Whilst the UNCAT excludes from its definition of torture “pain or suffering arising only from, inherent in, or incidental to lawful sanctions”, it must be noted that Nauru falls well outside that scope. Firstly, the legality of mandatory detention for the purpose of immigration control in the first place is dubious. Secondly, mental harm, actual self-harm, sexual assaults, denial of medical care and harassment are not incidental outcomes or inherent to detention.

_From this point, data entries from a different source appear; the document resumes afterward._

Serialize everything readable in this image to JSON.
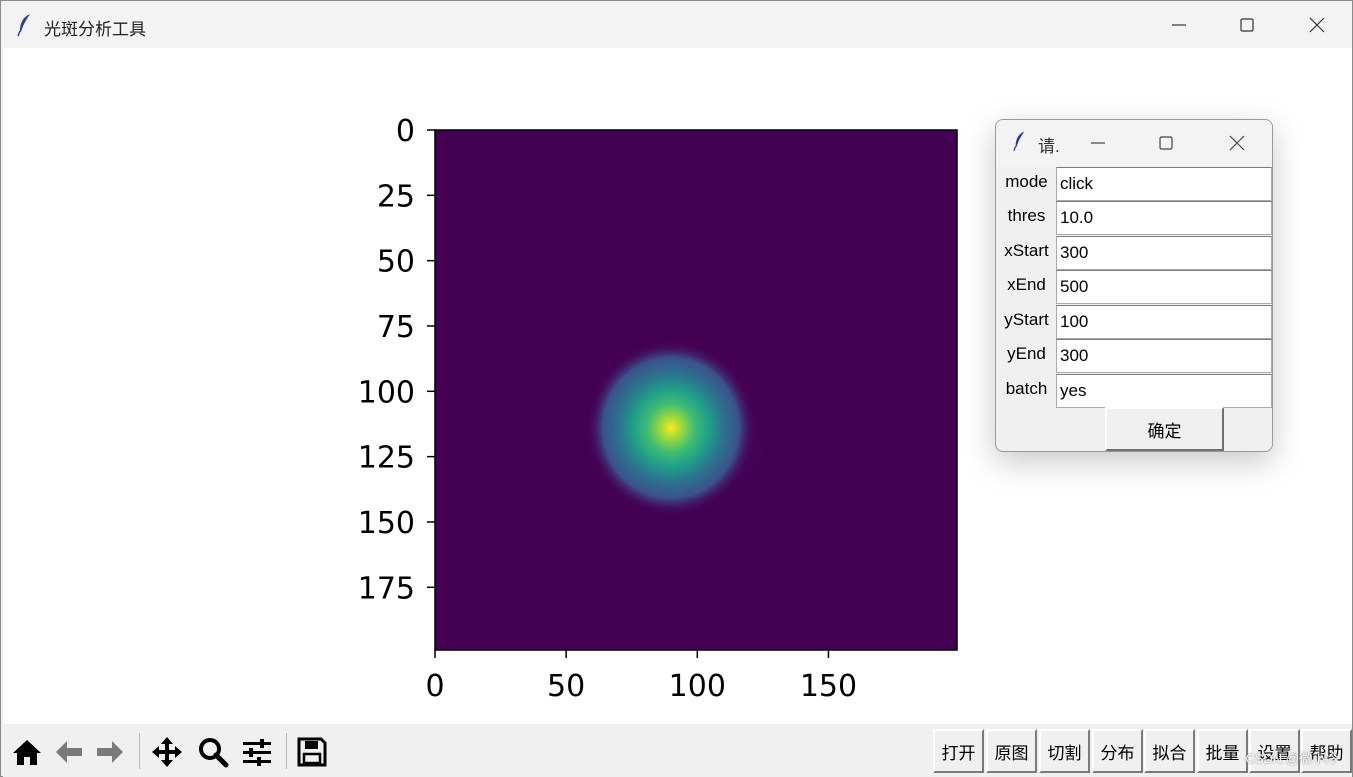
{
  "window": {
    "title": "光斑分析工具"
  },
  "dialog": {
    "title": "请.",
    "fields": [
      {
        "label": "mode",
        "value": "click"
      },
      {
        "label": "thres",
        "value": "10.0"
      },
      {
        "label": "xStart",
        "value": "300"
      },
      {
        "label": "xEnd",
        "value": "500"
      },
      {
        "label": "yStart",
        "value": "100"
      },
      {
        "label": "yEnd",
        "value": "300"
      },
      {
        "label": "batch",
        "value": "yes"
      }
    ],
    "ok_label": "确定"
  },
  "toolbar": {
    "nav_icons": [
      "home-icon",
      "back-arrow-icon",
      "forward-arrow-icon",
      "pan-move-icon",
      "zoom-magnifier-icon",
      "configure-subplots-icon",
      "save-disk-icon"
    ],
    "buttons": [
      "打开",
      "原图",
      "切割",
      "分布",
      "拟合",
      "批量",
      "设置",
      "帮助"
    ]
  },
  "watermark": "CSDN @微小冷",
  "chart_data": {
    "type": "heatmap",
    "colormap": "viridis",
    "background_color": "#440154",
    "x_ticks": [
      "0",
      "50",
      "100",
      "150"
    ],
    "y_ticks": [
      "0",
      "25",
      "50",
      "75",
      "100",
      "125",
      "150",
      "175"
    ],
    "xlim": [
      0,
      199
    ],
    "ylim": [
      199,
      0
    ],
    "spot": {
      "center_x": 90,
      "center_y": 114,
      "sigma": 14,
      "peak_color": "#fde725"
    }
  }
}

To meet the UNCAT definition, the infliction of suffering must be intentional and it must be for a purpose. In 2010, then Prime Minister Julia Gillard gave a number of reasons why the offshore processing regime was necessary. They included preventing the people smuggling trade, securing Australia’s borders and ensuring that those who arrive by boat do not get an unfair advantage over others. Perhaps most tellingly, she asked: “[w]hy risk a dangerous journey if you will simply be returned to the regional processing centre?” Statements by the current government indicate that offshore detention has “increased public confidence and enabled Australia to have one of the world’s most generous humanitarian systems”. Despite this, human rights groups and other non-government organisations are quick to point out the real purpose of the system is deterrence. As stated by Dr. Peter Young: “If we take the definition of torture to be the deliberate harming of people in order to coerce them into a desired outcome,” immigration detention does fulfil that definition. Quite simply, by failing to prevent the abuses taking place on Nauru, the Australian government seems to be pursuing “”.
Nauru is neither Australian territory nor under Australian jurisdiction. Neither are Australian government officials actively responsible for the abuses detailed in the incident reports. However, by failing to do anything about the conditions imposed by a private security company contracted by the government, on the basis of government policy, there is at the very least acquiescence to the very well-publicised allegations and reports of abuses on . At the very least, the Australian government is condoning a system whose practices meet the legal definition of torture. As at 31 August this year, there are still 410 people detained on Nauru, 49 of whom are children. It is hard to reconcile these allegations with a system that is “principled and pragmatic”, as Malcolm Turnbull claimed on the global stage. The Australian government stands accused outright of torture and has completely failed to act. This speaks volumes about its commitment to international human rights law and is a damning indictment of it view of the dignity of human life.
Alexis Hedger is an Assistant Editor of the ILA Reporter.